Currently, Romania has seven sites listed on the UNESCO world heritage list, as follows: churches of Moldavia, Dacian Fortresses of the Orastie Mountains, historic center of Sighisoara, Monastery of Horezu, villages with fortified churches in Transylvania, wooden churches of Maramures and the Danube Delta.
Several attempts have been made for other sites, but the most recent was in 2014, when the Ministry of Culture, with the support of the former Prime Minister, Victor Ponta, proposed the Constantin Brancusi ensemble from Targu Jiu (Gorj County) to UNESCO. However Romania withdrew the nomination almost last minute, in June 2015. Moreover, the decision came after the UNESCO committee suggested that the nomination is incomplete.

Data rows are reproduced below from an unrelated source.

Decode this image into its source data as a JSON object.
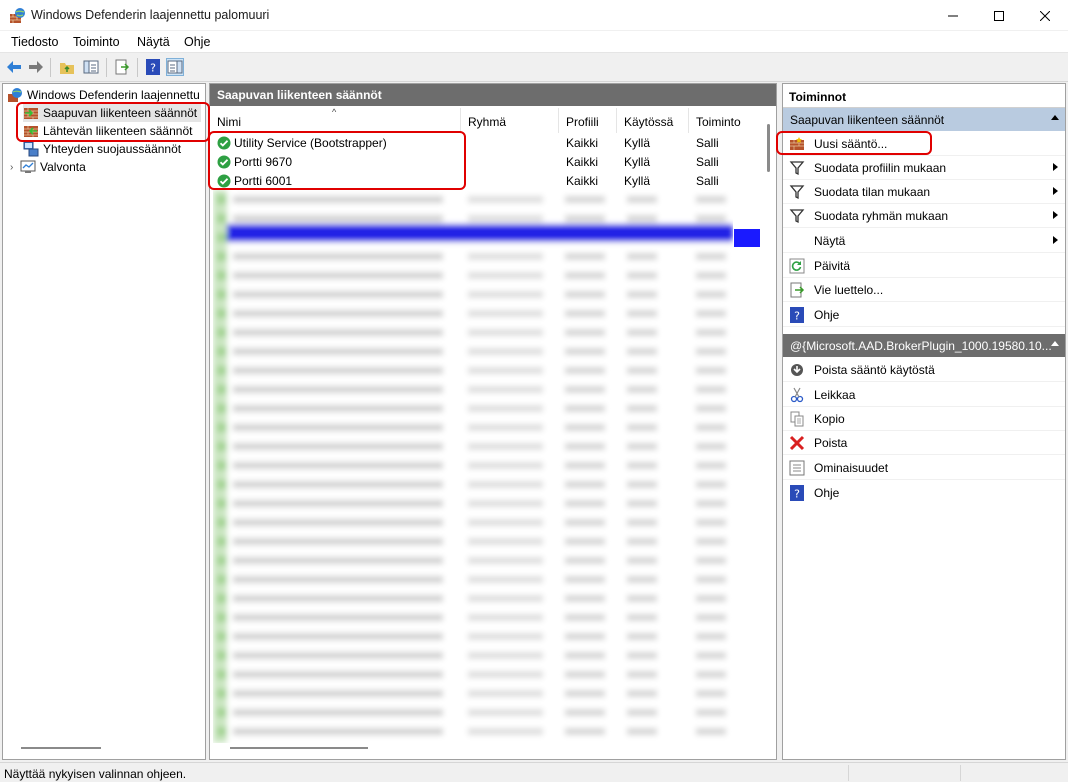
{
  "window": {
    "title": "Windows Defenderin laajennettu palomuuri"
  },
  "menu": [
    "Tiedosto",
    "Toiminto",
    "Näytä",
    "Ohje"
  ],
  "tree": {
    "root": "Windows Defenderin laajennettu",
    "items": [
      {
        "label": "Saapuvan liikenteen säännöt",
        "icon": "inbound-rules-icon"
      },
      {
        "label": "Lähtevän liikenteen säännöt",
        "icon": "outbound-rules-icon"
      },
      {
        "label": "Yhteyden suojaussäännöt",
        "icon": "connection-security-icon"
      },
      {
        "label": "Valvonta",
        "icon": "monitoring-icon"
      }
    ]
  },
  "center": {
    "header": "Saapuvan liikenteen säännöt",
    "columns": [
      "Nimi",
      "Ryhmä",
      "Profiili",
      "Käytössä",
      "Toiminto"
    ],
    "rows": [
      {
        "name": "Utility Service (Bootstrapper)",
        "group": "",
        "profile": "Kaikki",
        "enabled": "Kyllä",
        "action": "Salli"
      },
      {
        "name": "Portti 9670",
        "group": "",
        "profile": "Kaikki",
        "enabled": "Kyllä",
        "action": "Salli"
      },
      {
        "name": "Portti 6001",
        "group": "",
        "profile": "Kaikki",
        "enabled": "Kyllä",
        "action": "Salli"
      }
    ]
  },
  "actions": {
    "title": "Toiminnot",
    "section1": {
      "label": "Saapuvan liikenteen säännöt",
      "items": [
        {
          "label": "Uusi sääntö...",
          "icon": "new-rule-icon",
          "submenu": false
        },
        {
          "label": "Suodata profiilin mukaan",
          "icon": "filter-icon",
          "submenu": true
        },
        {
          "label": "Suodata tilan mukaan",
          "icon": "filter-icon",
          "submenu": true
        },
        {
          "label": "Suodata ryhmän mukaan",
          "icon": "filter-icon",
          "submenu": true
        },
        {
          "label": "Näytä",
          "icon": "",
          "submenu": true
        },
        {
          "label": "Päivitä",
          "icon": "refresh-icon",
          "submenu": false
        },
        {
          "label": "Vie luettelo...",
          "icon": "export-icon",
          "submenu": false
        },
        {
          "label": "Ohje",
          "icon": "help-icon",
          "submenu": false
        }
      ]
    },
    "section2": {
      "label": "@{Microsoft.AAD.BrokerPlugin_1000.19580.10...",
      "items": [
        {
          "label": "Poista sääntö käytöstä",
          "icon": "disable-rule-icon"
        },
        {
          "label": "Leikkaa",
          "icon": "cut-icon"
        },
        {
          "label": "Kopio",
          "icon": "copy-icon"
        },
        {
          "label": "Poista",
          "icon": "delete-icon"
        },
        {
          "label": "Ominaisuudet",
          "icon": "properties-icon"
        },
        {
          "label": "Ohje",
          "icon": "help-icon"
        }
      ]
    }
  },
  "status": {
    "text": "Näyttää nykyisen valinnan ohjeen."
  },
  "colors": {
    "highlight": "#e00000",
    "section_blue": "#b9cbe0",
    "pane_header": "#6d6d6d",
    "selection_bar": "#1a1aff"
  }
}
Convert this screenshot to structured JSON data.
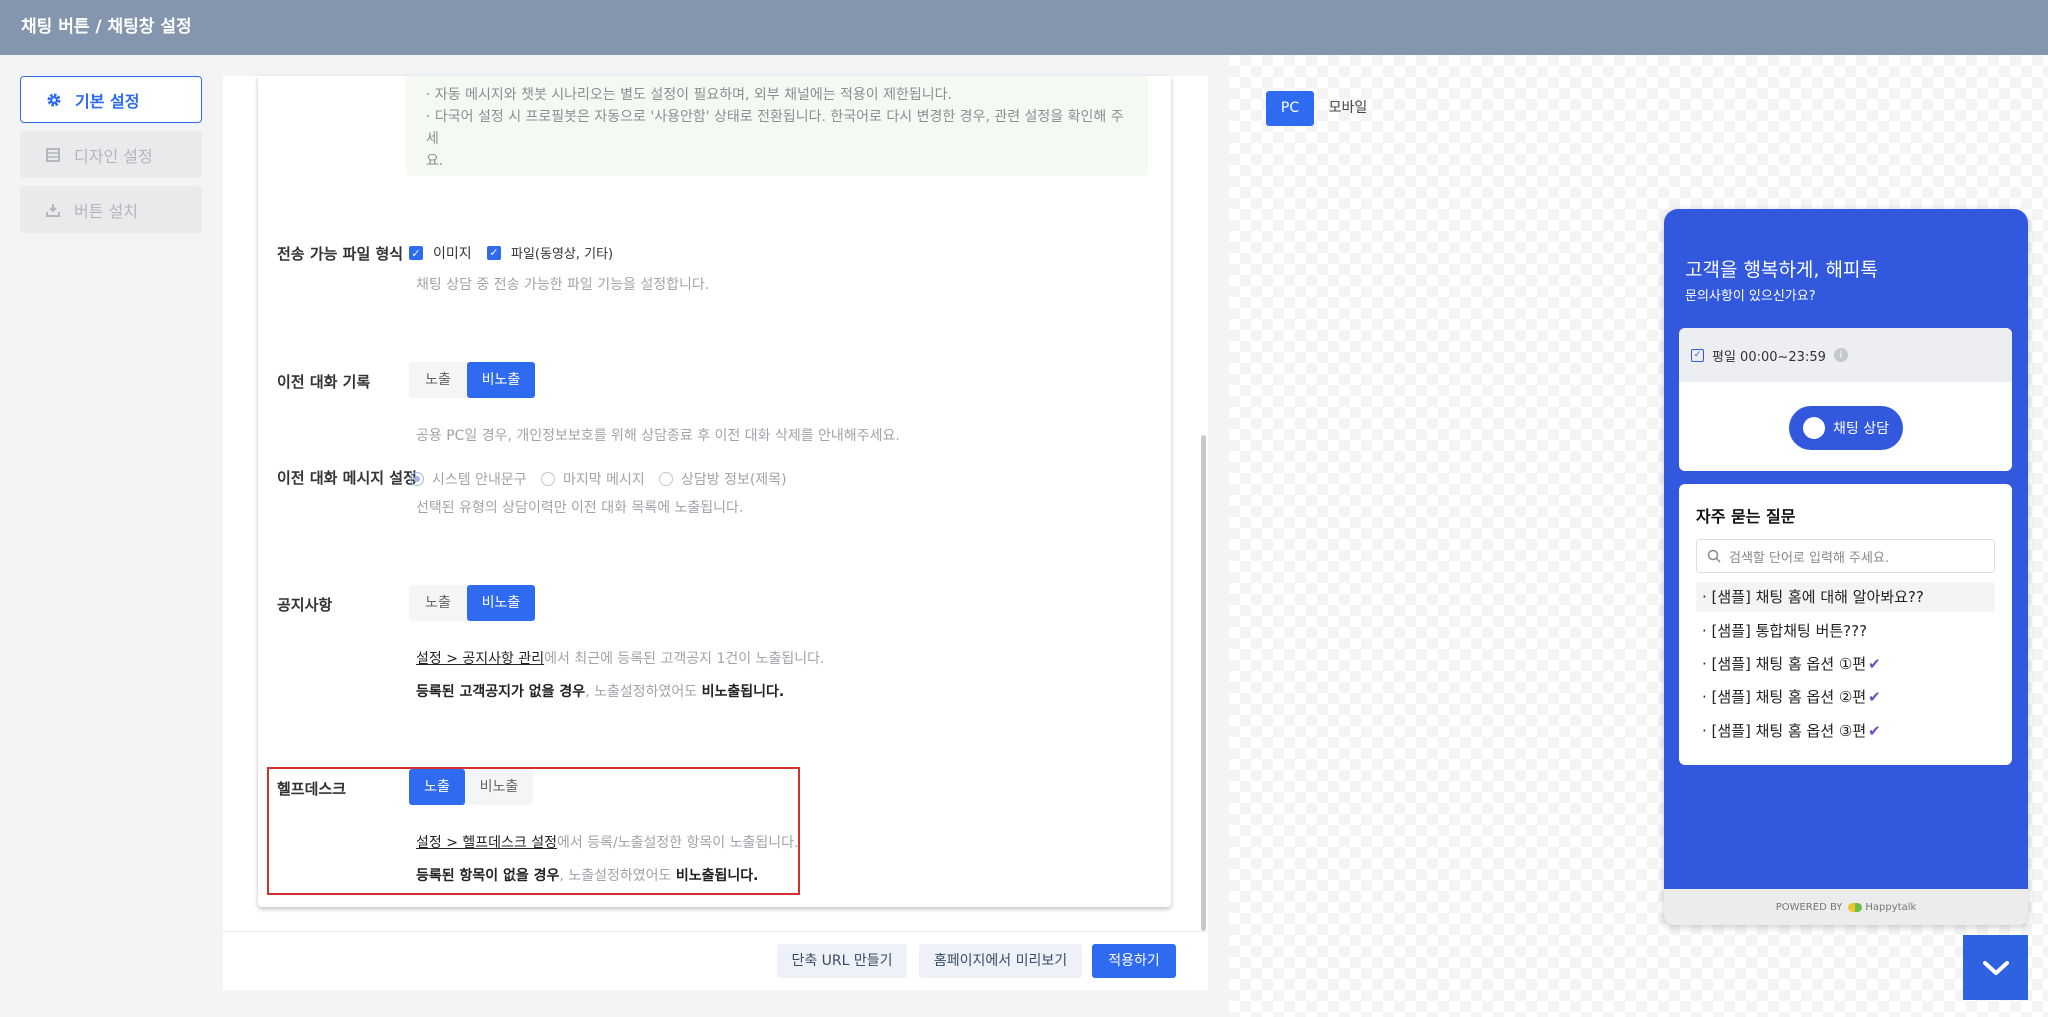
{
  "header": {
    "title": "채팅 버튼 / 채팅창 설정"
  },
  "sidebar": {
    "items": [
      {
        "label": "기본 설정",
        "icon": "gear-icon",
        "active": true
      },
      {
        "label": "디자인 설정",
        "icon": "layout-icon",
        "active": false
      },
      {
        "label": "버튼 설치",
        "icon": "download-icon",
        "active": false
      }
    ]
  },
  "notice": {
    "lines": [
      "· 자동 메시지와 챗봇 시나리오는 별도 설정이 필요하며, 외부 채널에는 적용이 제한됩니다.",
      "· 다국어 설정 시 프로필봇은 자동으로 '사용안함' 상태로 전환됩니다. 한국어로 다시 변경한 경우, 관련 설정을 확인해 주세",
      "요."
    ]
  },
  "file_types": {
    "label": "전송 가능 파일 형식",
    "options": [
      {
        "label": "이미지",
        "checked": true
      },
      {
        "label": "파일(동영상, 기타)",
        "checked": true
      }
    ],
    "desc": "채팅 상담 중 전송 가능한 파일 기능을 설정합니다."
  },
  "history": {
    "label": "이전 대화 기록",
    "show": "노출",
    "hide": "비노출",
    "selected": "비노출",
    "desc": "공용 PC일 경우, 개인정보보호를 위해 상담종료 후 이전 대화 삭제를 안내해주세요."
  },
  "history_msg": {
    "label": "이전 대화 메시지 설정",
    "options": [
      "시스템 안내문구",
      "마지막 메시지",
      "상담방 정보(제목)"
    ],
    "selected": "시스템 안내문구",
    "desc": "선택된 유형의 상담이력만 이전 대화 목록에 노출됩니다."
  },
  "notice_setting": {
    "label": "공지사항",
    "show": "노출",
    "hide": "비노출",
    "selected": "비노출",
    "desc1_link": "설정 > 공지사항 관리",
    "desc1_rest": "에서 최근에 등록된 고객공지 1건이 노출됩니다.",
    "desc2_a": "등록된 고객공지가 없을 경우",
    "desc2_b": ", 노출설정하였어도 ",
    "desc2_c": "비노출됩니다."
  },
  "helpdesk": {
    "label": "헬프데스크",
    "show": "노출",
    "hide": "비노출",
    "selected": "노출",
    "desc1_link": "설정 > 헬프데스크 설정",
    "desc1_rest": "에서 등록/노출설정한 항목이 노출됩니다.",
    "desc2_a": "등록된 항목이 없을 경우",
    "desc2_b": ", 노출설정하였어도 ",
    "desc2_c": "비노출됩니다."
  },
  "footer": {
    "short_url": "단축 URL 만들기",
    "preview": "홈페이지에서 미리보기",
    "apply": "적용하기"
  },
  "preview": {
    "tabs": [
      "PC",
      "모바일"
    ],
    "active_tab": "PC",
    "widget": {
      "title": "고객을 행복하게, 해피톡",
      "subtitle": "문의사항이 있으신가요?",
      "hours": "평일 00:00~23:59",
      "chat_button": "채팅 상담",
      "faq_title": "자주 묻는 질문",
      "search_placeholder": "검색할 단어로 입력해 주세요.",
      "faq": [
        "· [샘플] 채팅 홈에 대해 알아봐요??",
        "· [샘플] 통합채팅 버튼???",
        "· [샘플] 채팅 홈 옵션 ①편",
        "· [샘플] 채팅 홈 옵션 ②편",
        "· [샘플] 채팅 홈 옵션 ③편"
      ],
      "powered_by": "POWERED BY",
      "brand": "Happytalk"
    }
  },
  "colors": {
    "primary": "#2f6bf0",
    "header": "#8495ae",
    "widget": "#3258dd",
    "highlight": "#d32f2f"
  }
}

But how had this happened in the first place? According to the national press, Romania has been trying to put the Brancusi ensemble on the world heritage list for 25 years now. The actual working file was started in 2011 and has cost, according to an investigation made by Romania Libera newspaper, over EUR 30,000. Former PM Victor Ponta also contributed to the file – in 2012, during the local elections, he used the ensemble’s symbols as marketing tools and promised to help make the site part of UNESCO heritage. A few months after the file was officially withdrawn, which happened in June 2015, Victor Ponta declared in a press conference at the opening of the academic year in Targu Jiu that “there wasn’t enough political lobby. The committee was in Germany this year, they didn’t care about us. I thought that now Germany will love us, but they don’t,” the former prime minister explained the situation. He promised again to find money to finance the file, after the Ministry of Culture, together with the other parties involved made a proper proposal, which was not the case anymore, due to the political changes.
The same investigation made by Romania Libera revealed also that one of the world’s specialists in Brancusi’s work, researcher Doina Lemny, who currently works in Paris at the Pompidou Centre, was disappointed by how the Ministry of Culture has handled this nomination. The Ministry asked her to write about the artist’s work – but they didn’t show her the final document. “I felt fooled,” declared Doina Lemny for the newspaper.
Romanian mass-media has found the official document that was presented to UNESCO’s committee this summer. The language of the file is French, but according to all specialists and non-specialists, the text is poorly-written and the information quality is poor and copy/pasted from public websites, even from Wikipedia, the free online encyclopedia written by contributors. “I saw and I read the file regarding the nomination of the Brancusi ensemble to the UNESCO list. It’s a shame. If we can’t find a specialist in the entire Ministry of Culture who can write in proper French, then I’ll be the one who will rewrite the entire file,” declared the current Minister of Culture, Vlad Alexandrescu, in an informal press meeting which took place recently. “Now we hired another specialist to take care of this specific file, Irina Iamandescu, who is fully in charge of reorganizing the information for the file,” added the minister of culture on the same meeting.
On February 18, 2016, just before the commemoration of our great Romanian artist, Vlad Alexandrescu stated that the file will be completely rewritten, allocating adequate resources, including international experts and the necessary budgetary resources. “In these conditions, we expect as a possible formal submission of the file to UNESCO at the earliest in February 2018, with a submission for prior consultation with the World Heritage Centre in September 2017,” wrote Alexandrescu on his Facebook page, where he makes most of the public declarations.
Still, the subject is quite sensitive in terms of what to put on UNESCO’s list and which is the surface to be taken into consideration. The Constantin Brancusi Sculptural Ensemble at Targu Jiu pays homage to the Romanian heroes of the First World War. The ensemble comprises three sculptures: the Table of Silence, the Gate of the Kiss and the Infinity Column, on a 1,300 m (4,250 ft.) long axis, oriented west to east, passing through the city.